[Opening Data under study section]

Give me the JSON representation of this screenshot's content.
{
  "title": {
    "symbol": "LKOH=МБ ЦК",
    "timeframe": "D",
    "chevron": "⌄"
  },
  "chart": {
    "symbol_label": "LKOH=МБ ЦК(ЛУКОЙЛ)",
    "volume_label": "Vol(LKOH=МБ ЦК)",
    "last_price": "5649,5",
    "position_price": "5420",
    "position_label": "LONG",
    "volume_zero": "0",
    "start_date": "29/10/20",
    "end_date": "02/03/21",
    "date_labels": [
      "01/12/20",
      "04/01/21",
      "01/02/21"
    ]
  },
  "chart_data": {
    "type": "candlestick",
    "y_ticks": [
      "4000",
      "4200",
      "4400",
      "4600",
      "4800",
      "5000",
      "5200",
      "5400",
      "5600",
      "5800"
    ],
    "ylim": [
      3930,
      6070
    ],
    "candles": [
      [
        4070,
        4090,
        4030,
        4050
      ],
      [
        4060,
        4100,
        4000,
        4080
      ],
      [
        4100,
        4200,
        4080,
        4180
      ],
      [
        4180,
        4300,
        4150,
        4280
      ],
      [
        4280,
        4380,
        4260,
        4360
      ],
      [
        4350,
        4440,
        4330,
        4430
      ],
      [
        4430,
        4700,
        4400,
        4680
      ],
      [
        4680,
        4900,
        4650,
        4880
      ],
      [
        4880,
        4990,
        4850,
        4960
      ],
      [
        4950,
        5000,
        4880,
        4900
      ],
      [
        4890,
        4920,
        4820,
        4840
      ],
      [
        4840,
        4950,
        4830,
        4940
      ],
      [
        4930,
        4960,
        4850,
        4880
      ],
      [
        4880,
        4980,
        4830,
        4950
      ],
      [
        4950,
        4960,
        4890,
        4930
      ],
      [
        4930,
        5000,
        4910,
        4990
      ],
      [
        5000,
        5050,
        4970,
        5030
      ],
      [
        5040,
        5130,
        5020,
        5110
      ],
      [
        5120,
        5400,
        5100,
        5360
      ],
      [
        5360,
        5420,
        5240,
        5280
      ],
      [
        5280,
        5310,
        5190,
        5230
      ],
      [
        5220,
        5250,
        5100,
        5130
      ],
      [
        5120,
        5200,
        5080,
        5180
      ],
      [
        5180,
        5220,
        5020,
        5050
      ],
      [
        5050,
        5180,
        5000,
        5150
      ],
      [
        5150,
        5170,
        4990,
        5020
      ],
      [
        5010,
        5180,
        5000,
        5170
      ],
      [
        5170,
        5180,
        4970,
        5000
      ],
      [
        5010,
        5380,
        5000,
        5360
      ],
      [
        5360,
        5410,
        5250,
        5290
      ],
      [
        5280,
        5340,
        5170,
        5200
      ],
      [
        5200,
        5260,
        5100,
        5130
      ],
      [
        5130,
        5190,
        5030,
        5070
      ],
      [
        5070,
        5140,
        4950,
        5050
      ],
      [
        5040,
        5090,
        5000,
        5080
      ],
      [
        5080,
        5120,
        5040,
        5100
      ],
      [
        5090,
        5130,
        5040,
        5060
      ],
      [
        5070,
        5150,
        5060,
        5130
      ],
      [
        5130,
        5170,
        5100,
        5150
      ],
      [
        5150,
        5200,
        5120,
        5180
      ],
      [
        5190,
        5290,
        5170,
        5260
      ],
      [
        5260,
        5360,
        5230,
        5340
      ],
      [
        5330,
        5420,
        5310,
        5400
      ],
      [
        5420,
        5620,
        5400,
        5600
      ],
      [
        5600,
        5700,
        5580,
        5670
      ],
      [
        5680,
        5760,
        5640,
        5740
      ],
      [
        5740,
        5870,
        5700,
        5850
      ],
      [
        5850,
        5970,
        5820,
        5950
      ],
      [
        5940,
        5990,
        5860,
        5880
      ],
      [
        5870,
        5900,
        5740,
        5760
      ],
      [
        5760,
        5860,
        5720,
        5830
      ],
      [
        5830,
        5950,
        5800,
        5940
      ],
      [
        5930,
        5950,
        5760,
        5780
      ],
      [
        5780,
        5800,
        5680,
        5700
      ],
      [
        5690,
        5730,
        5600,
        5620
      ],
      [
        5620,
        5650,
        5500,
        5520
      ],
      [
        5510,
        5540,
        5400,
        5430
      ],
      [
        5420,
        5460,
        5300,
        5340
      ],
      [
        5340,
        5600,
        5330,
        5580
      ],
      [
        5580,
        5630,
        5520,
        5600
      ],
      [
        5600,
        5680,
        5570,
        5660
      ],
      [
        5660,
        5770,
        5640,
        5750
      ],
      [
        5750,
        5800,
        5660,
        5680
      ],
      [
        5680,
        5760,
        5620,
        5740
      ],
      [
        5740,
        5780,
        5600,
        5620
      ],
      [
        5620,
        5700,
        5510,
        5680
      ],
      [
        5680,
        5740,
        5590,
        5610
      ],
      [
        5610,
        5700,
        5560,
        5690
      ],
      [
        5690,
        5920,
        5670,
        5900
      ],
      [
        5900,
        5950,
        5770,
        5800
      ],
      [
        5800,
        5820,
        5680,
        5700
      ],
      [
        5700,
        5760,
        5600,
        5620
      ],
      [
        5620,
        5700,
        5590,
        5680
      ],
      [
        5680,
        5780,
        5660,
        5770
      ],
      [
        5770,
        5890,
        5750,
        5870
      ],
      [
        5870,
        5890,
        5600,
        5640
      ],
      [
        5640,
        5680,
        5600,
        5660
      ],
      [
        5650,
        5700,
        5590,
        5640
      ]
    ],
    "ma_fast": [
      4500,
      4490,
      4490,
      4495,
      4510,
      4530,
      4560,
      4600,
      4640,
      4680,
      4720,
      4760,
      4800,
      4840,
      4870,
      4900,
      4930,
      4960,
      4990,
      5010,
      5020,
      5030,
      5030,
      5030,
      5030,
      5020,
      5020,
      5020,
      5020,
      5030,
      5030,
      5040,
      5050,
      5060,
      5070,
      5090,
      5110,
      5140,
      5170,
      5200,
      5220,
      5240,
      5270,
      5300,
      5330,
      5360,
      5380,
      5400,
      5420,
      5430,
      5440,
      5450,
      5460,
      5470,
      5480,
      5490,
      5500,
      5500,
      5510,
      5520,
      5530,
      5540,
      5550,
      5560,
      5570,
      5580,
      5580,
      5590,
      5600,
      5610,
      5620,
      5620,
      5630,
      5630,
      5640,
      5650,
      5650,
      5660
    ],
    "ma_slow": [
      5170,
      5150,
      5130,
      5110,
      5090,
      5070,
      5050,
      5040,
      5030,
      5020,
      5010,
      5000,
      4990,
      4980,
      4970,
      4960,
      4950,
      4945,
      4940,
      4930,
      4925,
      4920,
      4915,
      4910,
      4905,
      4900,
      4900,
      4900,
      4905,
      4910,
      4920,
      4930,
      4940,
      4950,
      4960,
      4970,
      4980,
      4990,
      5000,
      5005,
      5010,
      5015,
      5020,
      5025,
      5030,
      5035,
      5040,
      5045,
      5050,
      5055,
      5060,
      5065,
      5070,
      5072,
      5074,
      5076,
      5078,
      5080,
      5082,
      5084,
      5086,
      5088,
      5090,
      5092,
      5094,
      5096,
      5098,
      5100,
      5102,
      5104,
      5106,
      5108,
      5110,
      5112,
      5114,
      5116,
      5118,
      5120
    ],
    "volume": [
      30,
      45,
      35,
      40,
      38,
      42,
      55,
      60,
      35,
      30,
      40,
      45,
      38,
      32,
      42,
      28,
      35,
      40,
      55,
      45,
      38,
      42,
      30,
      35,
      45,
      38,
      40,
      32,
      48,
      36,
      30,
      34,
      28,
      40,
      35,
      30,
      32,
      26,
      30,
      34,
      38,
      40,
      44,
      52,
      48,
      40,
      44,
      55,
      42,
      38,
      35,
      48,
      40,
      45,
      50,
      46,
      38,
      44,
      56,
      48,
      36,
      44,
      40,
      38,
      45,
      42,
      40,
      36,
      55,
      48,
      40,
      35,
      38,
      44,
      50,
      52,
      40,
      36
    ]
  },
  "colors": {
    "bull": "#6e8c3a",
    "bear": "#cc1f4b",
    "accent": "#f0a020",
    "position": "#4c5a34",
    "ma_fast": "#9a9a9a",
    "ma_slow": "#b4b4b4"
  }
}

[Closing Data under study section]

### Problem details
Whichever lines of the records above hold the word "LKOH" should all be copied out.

### Written response
    "symbol": "LKOH=МБ ЦК",
    "symbol_label": "LKOH=МБ ЦК(ЛУКОЙЛ)",
    "volume_label": "Vol(LKOH=МБ ЦК)",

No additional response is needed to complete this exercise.